  • 94% of patients in the trial showed reductions in tumor volume
  • 75% of patients achieved an objective response, including 34% with complete remissions
  • The drug was generally well tolerated, with only mild to moderate side effects

“Another Phase II trial on 58 patients with a different kind of lymphoma (ALCL) was even more impressive. In this trial, 53% of them got complete remissions and 97% showed a reduction in tumor volume.

“Last August, the FDA approved this revolutionary drug, clearing the way for the company to start marketing it as a new treatment for lymphomas.

“This firm also has other programs going for it, including two more cancer-fighting drugs.

“The stock’s already up 20% since we recommended it in March, 2011 but there’s still time to make a tidy profit if you act fast (our three-year target is a quadrupling of prices from our preferred entry point).”

Toss it all into the gaping maw of the Mighty, Mighty Thinkolator and we learn that this drug is brentuximab vedotin, and that it’s being developed under the brand name Adcetris by a company that we’ve seen in these pages before, Seattle Genetics (SGEN)

SGEN is a pretty big biotech company now, with a market cap around $2.5 billion, and Adcetris is their lead product and the only one that has been approved by the FDA (though the approval is still very limited, it was approved for truly desperate situations). Here’s how they list the indications for the drug right now:

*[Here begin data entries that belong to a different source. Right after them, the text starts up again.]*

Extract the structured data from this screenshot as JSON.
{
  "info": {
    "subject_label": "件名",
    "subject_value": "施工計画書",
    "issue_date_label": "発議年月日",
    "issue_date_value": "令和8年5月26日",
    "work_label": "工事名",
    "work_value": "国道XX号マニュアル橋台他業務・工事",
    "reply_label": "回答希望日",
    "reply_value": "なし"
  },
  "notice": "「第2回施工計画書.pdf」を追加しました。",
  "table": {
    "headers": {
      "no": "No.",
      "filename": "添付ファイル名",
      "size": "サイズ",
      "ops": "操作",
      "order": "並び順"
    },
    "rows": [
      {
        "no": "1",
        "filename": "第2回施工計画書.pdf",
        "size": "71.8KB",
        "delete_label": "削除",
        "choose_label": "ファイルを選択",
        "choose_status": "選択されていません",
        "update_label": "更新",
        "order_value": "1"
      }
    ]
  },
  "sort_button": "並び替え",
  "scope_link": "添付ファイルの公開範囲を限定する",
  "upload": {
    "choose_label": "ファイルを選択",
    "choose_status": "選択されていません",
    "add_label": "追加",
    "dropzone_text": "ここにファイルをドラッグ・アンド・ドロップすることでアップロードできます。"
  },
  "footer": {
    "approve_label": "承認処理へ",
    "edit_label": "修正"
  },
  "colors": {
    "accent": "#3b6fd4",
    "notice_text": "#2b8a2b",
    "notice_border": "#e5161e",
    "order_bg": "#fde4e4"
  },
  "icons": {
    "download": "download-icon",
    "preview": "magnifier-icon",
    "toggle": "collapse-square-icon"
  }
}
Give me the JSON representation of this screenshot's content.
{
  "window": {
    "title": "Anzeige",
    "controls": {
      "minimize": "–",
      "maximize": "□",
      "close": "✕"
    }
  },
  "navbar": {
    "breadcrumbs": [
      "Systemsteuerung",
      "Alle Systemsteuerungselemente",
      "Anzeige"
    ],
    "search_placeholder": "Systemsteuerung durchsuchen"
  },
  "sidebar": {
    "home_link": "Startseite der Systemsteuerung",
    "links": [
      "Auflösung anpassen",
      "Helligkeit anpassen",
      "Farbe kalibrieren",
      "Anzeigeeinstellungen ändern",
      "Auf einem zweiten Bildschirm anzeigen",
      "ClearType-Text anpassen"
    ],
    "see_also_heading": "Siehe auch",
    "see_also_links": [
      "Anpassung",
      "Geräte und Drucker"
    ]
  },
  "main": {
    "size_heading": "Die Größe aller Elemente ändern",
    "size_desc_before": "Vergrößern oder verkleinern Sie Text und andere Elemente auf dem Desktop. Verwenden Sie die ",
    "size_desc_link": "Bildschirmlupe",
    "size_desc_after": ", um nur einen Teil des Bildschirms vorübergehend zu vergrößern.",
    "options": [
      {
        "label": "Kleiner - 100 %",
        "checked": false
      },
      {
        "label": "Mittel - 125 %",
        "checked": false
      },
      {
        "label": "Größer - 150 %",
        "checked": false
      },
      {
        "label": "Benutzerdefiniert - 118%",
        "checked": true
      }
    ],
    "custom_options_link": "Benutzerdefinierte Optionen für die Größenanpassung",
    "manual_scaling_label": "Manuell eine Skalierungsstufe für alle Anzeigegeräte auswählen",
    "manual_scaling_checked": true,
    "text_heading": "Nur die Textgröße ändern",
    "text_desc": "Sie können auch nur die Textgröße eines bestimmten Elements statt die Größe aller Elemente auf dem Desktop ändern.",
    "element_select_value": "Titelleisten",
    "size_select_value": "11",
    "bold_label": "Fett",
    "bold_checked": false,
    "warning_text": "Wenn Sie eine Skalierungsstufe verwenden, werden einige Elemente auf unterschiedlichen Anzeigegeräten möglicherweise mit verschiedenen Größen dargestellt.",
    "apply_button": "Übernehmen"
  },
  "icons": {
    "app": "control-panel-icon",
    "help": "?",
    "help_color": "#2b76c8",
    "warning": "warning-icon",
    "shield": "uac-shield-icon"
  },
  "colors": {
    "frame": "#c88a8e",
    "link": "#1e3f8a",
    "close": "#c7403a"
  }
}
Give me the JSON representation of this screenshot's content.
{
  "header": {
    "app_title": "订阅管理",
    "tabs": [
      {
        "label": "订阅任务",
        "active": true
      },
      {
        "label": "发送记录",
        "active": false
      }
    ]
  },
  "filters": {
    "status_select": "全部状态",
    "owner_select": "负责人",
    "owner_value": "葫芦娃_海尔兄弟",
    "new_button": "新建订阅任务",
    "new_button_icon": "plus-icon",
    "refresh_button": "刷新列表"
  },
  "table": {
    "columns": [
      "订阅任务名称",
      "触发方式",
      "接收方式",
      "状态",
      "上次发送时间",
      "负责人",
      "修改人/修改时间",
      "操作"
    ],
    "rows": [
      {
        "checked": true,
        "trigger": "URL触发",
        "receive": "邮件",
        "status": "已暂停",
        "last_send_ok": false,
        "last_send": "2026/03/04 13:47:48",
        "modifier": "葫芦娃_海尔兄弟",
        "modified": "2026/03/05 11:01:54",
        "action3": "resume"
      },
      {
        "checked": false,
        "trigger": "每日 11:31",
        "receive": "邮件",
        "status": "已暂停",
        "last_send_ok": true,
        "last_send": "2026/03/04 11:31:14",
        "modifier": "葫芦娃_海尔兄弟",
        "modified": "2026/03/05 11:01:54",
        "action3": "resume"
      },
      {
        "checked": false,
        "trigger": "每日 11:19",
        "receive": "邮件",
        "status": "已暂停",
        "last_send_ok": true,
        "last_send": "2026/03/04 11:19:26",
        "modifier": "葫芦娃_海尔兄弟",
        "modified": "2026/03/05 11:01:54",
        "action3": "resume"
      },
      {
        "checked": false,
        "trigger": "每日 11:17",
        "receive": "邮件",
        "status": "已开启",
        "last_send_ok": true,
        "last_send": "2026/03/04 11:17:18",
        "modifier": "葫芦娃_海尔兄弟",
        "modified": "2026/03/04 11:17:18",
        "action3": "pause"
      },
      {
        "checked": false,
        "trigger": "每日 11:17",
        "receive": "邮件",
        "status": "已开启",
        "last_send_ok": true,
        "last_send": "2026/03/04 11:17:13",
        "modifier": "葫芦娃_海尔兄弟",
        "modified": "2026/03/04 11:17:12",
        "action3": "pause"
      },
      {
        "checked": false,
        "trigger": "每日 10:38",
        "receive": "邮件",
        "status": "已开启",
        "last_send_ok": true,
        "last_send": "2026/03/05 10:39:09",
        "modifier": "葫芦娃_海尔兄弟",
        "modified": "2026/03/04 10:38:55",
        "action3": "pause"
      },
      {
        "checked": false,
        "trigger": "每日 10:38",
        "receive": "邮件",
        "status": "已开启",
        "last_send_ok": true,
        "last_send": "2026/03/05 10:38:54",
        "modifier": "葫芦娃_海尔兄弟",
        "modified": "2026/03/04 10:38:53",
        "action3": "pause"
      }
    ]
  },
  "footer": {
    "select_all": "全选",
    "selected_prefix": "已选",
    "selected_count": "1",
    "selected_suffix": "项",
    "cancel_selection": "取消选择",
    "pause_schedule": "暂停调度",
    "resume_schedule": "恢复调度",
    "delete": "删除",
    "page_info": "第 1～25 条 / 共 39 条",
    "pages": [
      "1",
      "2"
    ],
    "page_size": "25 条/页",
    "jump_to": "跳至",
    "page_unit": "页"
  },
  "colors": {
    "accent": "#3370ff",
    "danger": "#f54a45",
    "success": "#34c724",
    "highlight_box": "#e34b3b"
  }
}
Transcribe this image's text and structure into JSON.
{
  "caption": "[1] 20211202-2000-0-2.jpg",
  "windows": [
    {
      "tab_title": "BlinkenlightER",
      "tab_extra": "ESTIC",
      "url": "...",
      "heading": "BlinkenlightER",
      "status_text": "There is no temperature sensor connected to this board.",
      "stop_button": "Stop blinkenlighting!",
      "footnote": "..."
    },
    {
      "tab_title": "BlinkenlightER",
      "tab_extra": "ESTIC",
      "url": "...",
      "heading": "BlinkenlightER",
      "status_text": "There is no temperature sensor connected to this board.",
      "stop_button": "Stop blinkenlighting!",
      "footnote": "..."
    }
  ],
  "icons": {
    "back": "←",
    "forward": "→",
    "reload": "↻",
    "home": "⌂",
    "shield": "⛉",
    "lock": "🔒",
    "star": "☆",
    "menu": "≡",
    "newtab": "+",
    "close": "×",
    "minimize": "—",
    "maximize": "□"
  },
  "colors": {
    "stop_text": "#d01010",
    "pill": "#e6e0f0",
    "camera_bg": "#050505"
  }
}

“Hodgkin lymphoma (HL) after failure of autologous stem cell transplant (ASCT)
“HL in patients who are not ASCT candidates after failure of at least 2 multiagent chemotherapy regimens
“Systemic anaplastic large cell lymphoma (sALCL) after failure of at least 1 multiagent chemotherapy regimen

“The indications for ADCETRIS are based on response rate. There are no data available demonstrating improvement in patient-reported outcomes or survival with ADCETRIS.”

Adcetris uses SGEN’s proprietary targeting technology, which is what is really supposed to set them apart (they’ve also licensed that technology to Celldex for their new breast cancer drug, which apparently has shown some good results this week).

And beyond that, I quickly get out of my league. They have about a half dozen other trials underway for Adcetris as well (the drug is already partnered, by the way, with Millennium), with some encouraging results that seemed to give the stock a little pop earlier in the month but clearly weren’t considered overwhelming by investors. You can see the whole pipeline here. It’s good to see them with several drugs in development, and with at least “worst case” initial approval for their lead drug, and I do like that they have a number of partners licensing their cancer-targeting technology (they call it ADC, for targeting cancer directly without the toxic impact of chemotherapy on other cells), but valuing such stocks is an art as much as a science. Morningstar indicates them as having a “fair value” at $23 (with high uncertainty) and thinks they’re a buy around this price (near $20), partly because of the solid initial revenue numbers for Adcetris (in the $100 million/year range) under this initial approval.

The stock has just about doubled since a different newsletter touted it about four years ago as a favorite of Bill Gates and the Baker brothers, by the way, but that doubling of the share price came along with a quadrupling of the market capitalization thanks to a lot of dilution of existing shareholders. That’s certainly not unusual among biotech stocks, who almost all sell stock on a regular basis to fund their R&D in the years before they develop a marketable drug (assuming that they ever do). They do have enough cash right now to get by for a while, and r